Acts 11:3

View from capitol building, Salt Lake City, Utah

Thursday, 20 October 2022

saying, “You went in to uncircumcised men and ate with them!” Acts 11:3

Note: You can listen to today’s commentary courtesy of our friends at “Bible in Ten” podcast. (Click Here to listen)

You can also read this commentary, with music, courtesy of our friends at “Discern the Bible” on YouTube. (Click Here to listen), or at Rumble (Click Here to listen).

In the previous verse, it noted that when Peter came up to Jerusalem, those of the circumcision contended with him. It now explains that with the words, “You went in to uncircumcised men.” Rather, the Greek reads, “men having foreskin.” Vincent’s Word Studies says of this, “An indignant expression.”

The word, akrobustia, is first seen here. It signifies the foreskin. It is used at times by Jews when referring to Gentiles. Figuratively, it signifies a person being outside of God’s covenant. This is because of the mandates given to Abraham all the way back in Genesis 17. This was later brought into the Mosaic law, as well as is seen in Leviticus 12:3, saying, “And on the eighth day the flesh of his foreskin shall be circumcised.”

After this, the word will be used nineteen more times, all by Paul in his epistles. His uses of it will mostly contrast those who are circumcised and those who are not. One of the most poignant times is when he uses the word six times in Romans 4:9-12 –

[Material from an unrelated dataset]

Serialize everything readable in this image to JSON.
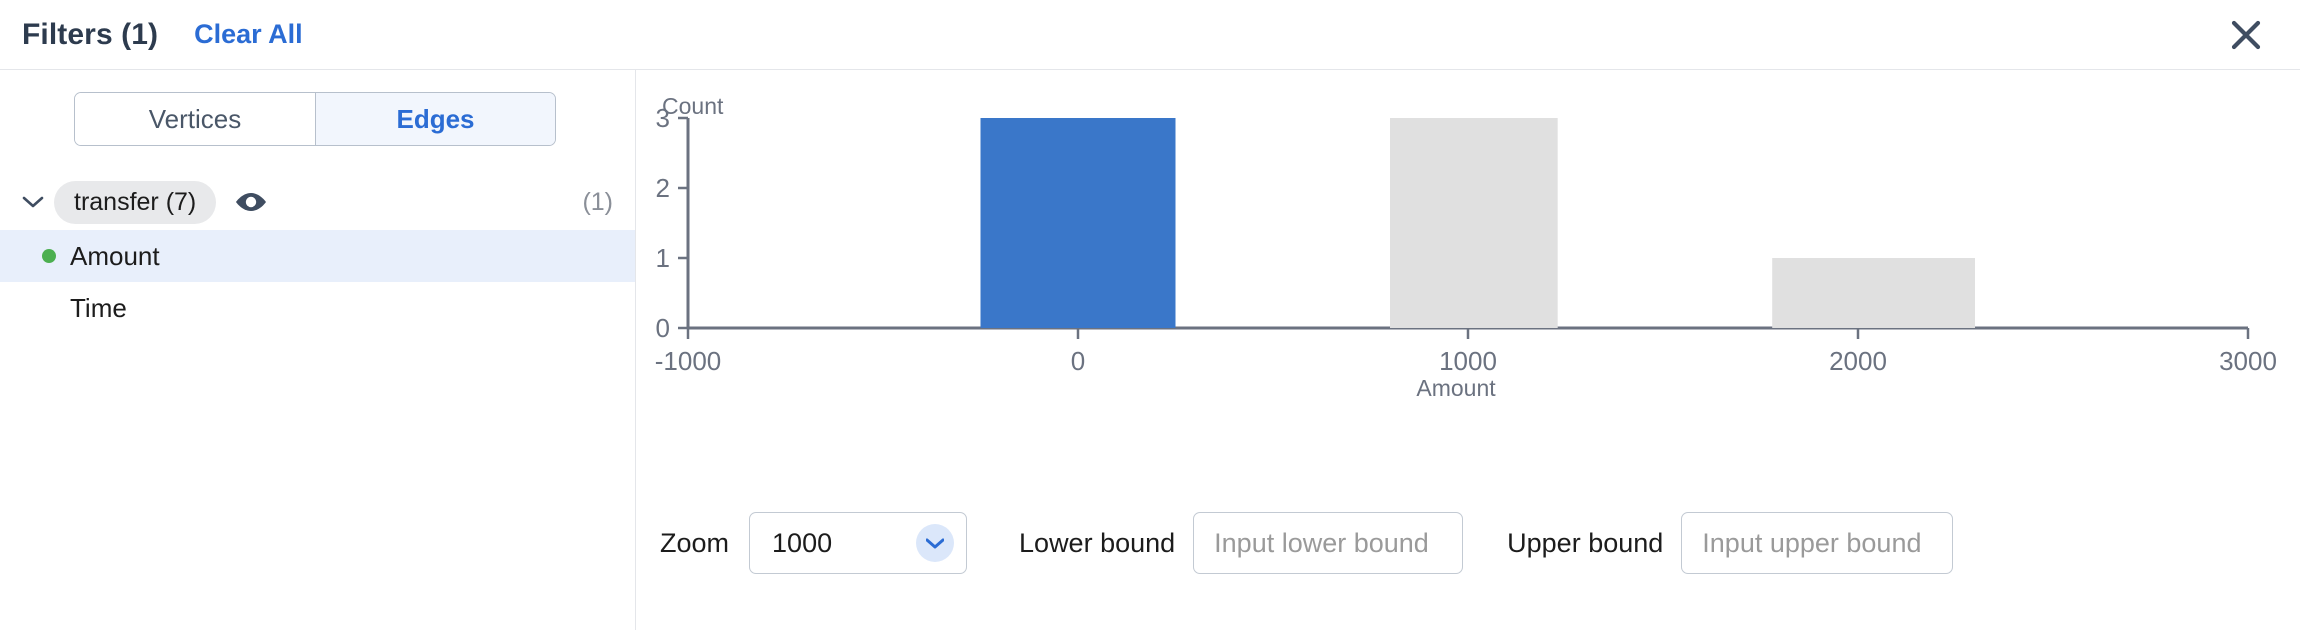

Does this blessedness then come upon the circumcised only, or upon the uncircumcised also? For we say that faith was accounted to Abraham for righteousness. 10 How then was it accounted? While he was circumcised, or uncircumcised? Not while circumcised, but while uncircumcised. 11 And he received the sign of circumcision, a seal of the righteousness of the faith which he had while still uncircumcised, that he might be the father of all those who believe, though they are uncircumcised, that righteousness might be imputed to them also, 12 and the father of circumcision to those who not only are of the circumcision, but who also walk in the steps of the faith which our father Abraham had while still uncircumcised.”

What happened with Cornelius and those with him is just what Paul is referring to in Romans 4. The blessing of God in Christ came upon the uncircumcised just as the declaration of righteousness bestowed upon Abraham came upon him while he was still uncircumcised. Not considering this, those of the circumcision were highly upset at Peter, noting that he had gone in to be with these men “and ate with them!”

They knew that uncircumcised men would also be eating food that was not considered clean according to the laws and customs of the Jews. He might as well have brought a pound of bacon home with him and started eating it right in front of them. They were aghast at his complete shunning of what it meant to be a Jew.

Life application: Those who promote the Hebrew Roots movement, along with other cults and sects of supposed Christians, will deny the obvious meaning of what occurred when Peter stayed with these Gentiles and ate with them. If asked about such verses, long explanations of how Peter would have brought his own food, or that he would have had special food prepared for him, or some other ridiculous notion that is clearly not indicated by Luke’s words, will be proposed.

But the text and its meaning are clear. Peter did not adhere to the customs or dietary restrictions of the Jews. He had been in the trance, he had heard the voice from heaven, it had been presented three times, and then he had seen the Holy Spirit come down upon the Gentiles. He realized what Jesus meant concerning the words He spoke when He walked among them –

“Are you thus without understanding also? Do you not perceive that whatever enters a man from outside cannot defile him, 19 because it does not enter his heart but his stomach, and is eliminated, thus purifying all foods?” Mark 7:18, 19

Rather than an elaborate explanation of how Peter remained undefiled in his diet, which is obviously not the case, it is more probable that he sat down, had a meal, and while eating asked, “Wow, this is really good! What is it?” The answer may have come back, “Pork chops, do you want more?”

Think about the entire context of what happened from Acts 10:1 until this point. We are free from the constraints that were levied upon the Jews. Why on earth would anyone want to be put back under that yoke, except to prove how holy he was? What an affront to the finished work of Jesus Christ! We find our true righteousness, sanctification, and holiness in Him alone.

Lord God, thank You for what Jesus has done. In Him, there is full and forever purification that could never come through the Law of Moses or from any other supposed demonstration of piety. Religion cannot bring us closer to You. Only Jesus can do that. Thank You for Jesus who has made us acceptable before Your glorious throne. Amen.